The entrepreneur has doubled down on healthcare and life sciences with his latest creation, L7 Informatics, which takes a patient-first approach in its mission to reduce the operational cost of researching, developing, and manufacturing pharmaceuticals.
“I want to build systems that streamline, automate, and optimize operations to reduce the cost of goods sold so that we don’t have to spend half a million—or sometimes over a million—dollars in the creation of these new therapies and treatments,” Rangadass explains. “Part of reducing operations cost for companies is to reduce the number of IT systems and human resources that are maintaining them.”
Achieving that goal comes down to reducing point solutions: tools or services aimed at solving singular solutions for organizations. Rangadass believes that organizations need to think more holistically and systematically about their entire organizations, not just seeking out quick fixes for problems that may operate more as costly Band-Aids than actual solutions.
As an example, he points out how budgets are organized in a traditional business: a department is given a budget and in turn, it provides budgets to subdepartments. Each subdepartment builds or buys their own systems—creating additional barriers of operational and information silos.
“If you have two hundred subdepartments, you’ve suddenly got two hundred different IT systems,” he explains. “This is old, precomputer organizational design thinking. That division-of-labor-style thinking doesn’t really apply when you’re talking about machines that can perform very large complex tasks extremely quickly.”
Instead, the aim should be to create a holistic computing system that connect data between different departments. To do that, Rangadass says, organizations must embrace unified platforms. He sees it as his job to educate the market on why a unified systems approach makes more sense, and will be far more effective, than continually compiling a haphazard collection of point solutions.
Rangadass knows a thing or two about building systems. His talent for creating new approaches to solving problems spans multiple organizations, patents, and schools of thought. But one thing has remained constant: success.
That’s why Rangadass is so committed to helping revolutionize the life-sciences and healthcare industries. He knows it desperately needs expertise like his to reduce costs and create a better world for patients and providers.
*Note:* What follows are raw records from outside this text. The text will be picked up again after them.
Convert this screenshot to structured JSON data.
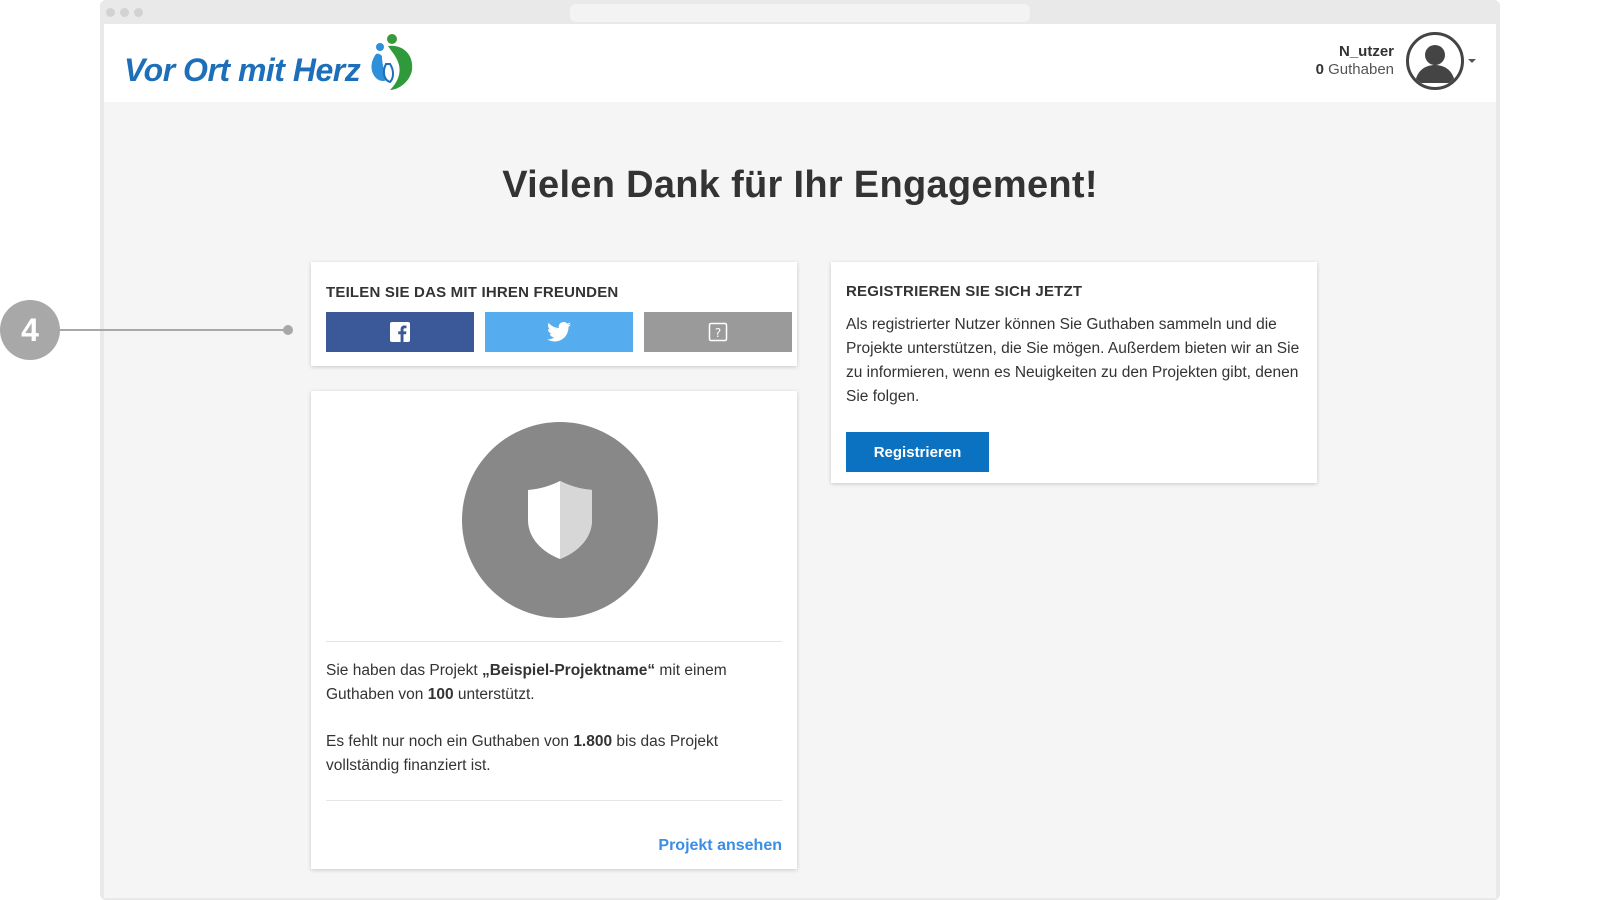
{
  "header": {
    "logo_text": "Vor Ort mit Herz",
    "user_name": "N_utzer",
    "credit_amount": "0",
    "credit_label": "Guthaben"
  },
  "page": {
    "headline": "Vielen Dank für Ihr Engagement!"
  },
  "share": {
    "title": "TEILEN SIE DAS MIT IHREN FREUNDEN",
    "buttons": [
      {
        "name": "facebook",
        "icon": "facebook-icon",
        "color": "#3b5998"
      },
      {
        "name": "twitter",
        "icon": "twitter-icon",
        "color": "#55acee"
      },
      {
        "name": "other",
        "icon": "question-icon",
        "color": "#9a9a9a"
      }
    ]
  },
  "project": {
    "icon": "shield-icon",
    "sentence1_pre": "Sie haben das Projekt ",
    "project_name": "„Beispiel-Projektname“",
    "sentence1_mid": " mit einem Guthaben von ",
    "amount_supported": "100",
    "sentence1_post": " unterstützt.",
    "sentence2_pre": "Es fehlt nur noch ein Guthaben von ",
    "amount_missing": "1.800",
    "sentence2_post": " bis das Projekt vollständig finanziert ist.",
    "link_label": "Projekt ansehen"
  },
  "register": {
    "title": "REGISTRIEREN SIE SICH JETZT",
    "text": "Als registrierter Nutzer können Sie Guthaben sammeln und die Projekte unterstützen, die Sie mögen. Außerdem bieten wir an Sie zu informieren, wenn es Neuigkeiten zu den Projekten gibt, denen Sie folgen.",
    "button_label": "Registrieren"
  },
  "annotation": {
    "number": "4"
  },
  "colors": {
    "brand_blue": "#1c6fb8",
    "button_blue": "#0a72c1",
    "link_blue": "#3a8ee6"
  }
}
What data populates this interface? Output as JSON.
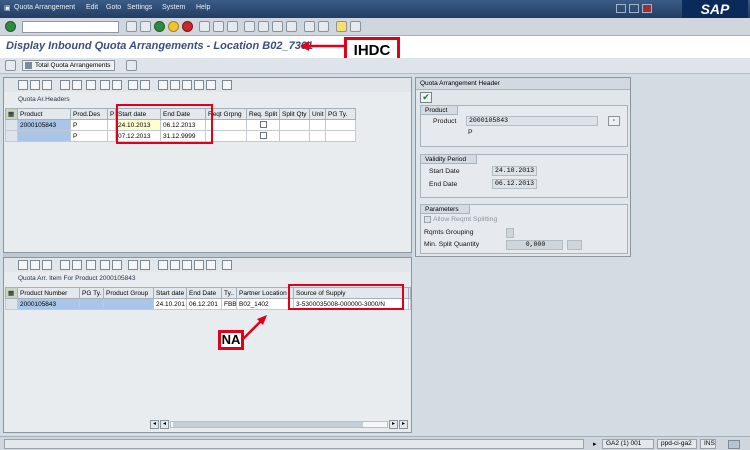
{
  "menu": {
    "items": [
      "Quota Arrangement",
      "Edit",
      "Goto",
      "Settings",
      "System",
      "Help"
    ],
    "logo_text": "SAP"
  },
  "title": {
    "text": "Display Inbound Quota Arrangements - Location B02_7301",
    "annotation": "IHDC"
  },
  "appbar": {
    "total_button": "Total Quota Arrangements"
  },
  "headers_grid": {
    "title": "Quota Ar.Headers",
    "columns": [
      "Product",
      "Prod.Des",
      "P",
      "Start date",
      "End Date",
      "Reqt Grpng",
      "Req. Split",
      "Split Qty",
      "Unit",
      "PG Ty."
    ],
    "rows": [
      {
        "product": "2000105843",
        "prod_des": "P",
        "p": "",
        "start": "24.10.2013",
        "end": "06.12.2013",
        "reqt": "",
        "split": "",
        "qty": "",
        "unit": "",
        "pg": ""
      },
      {
        "product": "",
        "prod_des": "P",
        "p": "",
        "start": "07.12.2013",
        "end": "31.12.9999",
        "reqt": "",
        "split": "",
        "qty": "",
        "unit": "",
        "pg": ""
      }
    ]
  },
  "items_grid": {
    "title": "Quota Arr. Item For Product 2000105843",
    "columns": [
      "Product Number",
      "PG Ty.",
      "Product Group",
      "Start date",
      "End Date",
      "Ty..",
      "Partner Location",
      "Source of Supply",
      "Pr"
    ],
    "rows": [
      {
        "product": "2000105843",
        "pg": "",
        "group": "",
        "start": "24.10.201",
        "end": "06.12.201",
        "ty": "FBB",
        "partner": "B02_1402",
        "source": "3-5300035008-000000-3000/N",
        "pr": ""
      }
    ],
    "annotation": "NA"
  },
  "right": {
    "header_title": "Quota Arrangement Header",
    "product_group": {
      "title": "Product",
      "label": "Product",
      "value": "2000105843",
      "desc": "P"
    },
    "validity_group": {
      "title": "Validity Period",
      "start_label": "Start Date",
      "start_value": "24.10.2013",
      "end_label": "End Date",
      "end_value": "06.12.2013"
    },
    "params_group": {
      "title": "Parameters",
      "allow_label": "Allow Reqmt Splitting",
      "rqmts_label": "Rqmts Grouping",
      "min_label": "Min. Split Quantity",
      "min_value": "0,000"
    }
  },
  "status": {
    "system": "GA2 (1) 001",
    "server": "ppd-ci-ga2",
    "mode": "INS"
  },
  "colors": {
    "accent_red": "#e0001b",
    "title_blue": "#3a4f80",
    "selection_blue": "#a9c6e8"
  }
}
“I think there is a lot of opportunity to create wide-scale change across pharma, across payers, across providers, and to integrate the patient at home into a larger ecosystem of integrated solutions,” he explains. “Our goal is really to focus on the patient by bringing drugs to market faster and reducing the cost of the drugs being manufactured. It’s continuous improvement, and it’s about focusing on the return on investment that we want to bring by optimizing workflows and eliminating those single-point solutions.”
True digital transformation isn’t confined to a single department or entity, Rangadass notes. Instead, it affects the entire business system. If that doesn’t happen, bottlenecks appear in short order and in very unpredictable ways.
Digital transformation starts by educating the organization and its customers about the importance of change. It’s not just about a new IT system, but a series of processes in a unified platform that can be implemented in a way that enables measurable results and continuous improvement.
L7 provides a toolset to support the digitization of processes, the means of measuring the desired outcomes, and the tools to modify or improve the process when needed. The organization also combines the lessons from all his successes and failures over the years.
Rangadass’s PhD taught him the mechanics of data, AI, and machine learning. In supply chain management, he learned about thinking horizontally and across larger system landscapes. In building businesses, he dove into the complexity of the healthcare system and what it takes to improve patient outlooks and quality of life.
And now there is L7. “Our vision and goal is to take these precision medicine principles and make life easier and healthier, ultimately taking several billion dollars of waste out of our healthcare ecosystem in the process,” Rangadass explains. “I believe we can. That’s what makes it exciting.”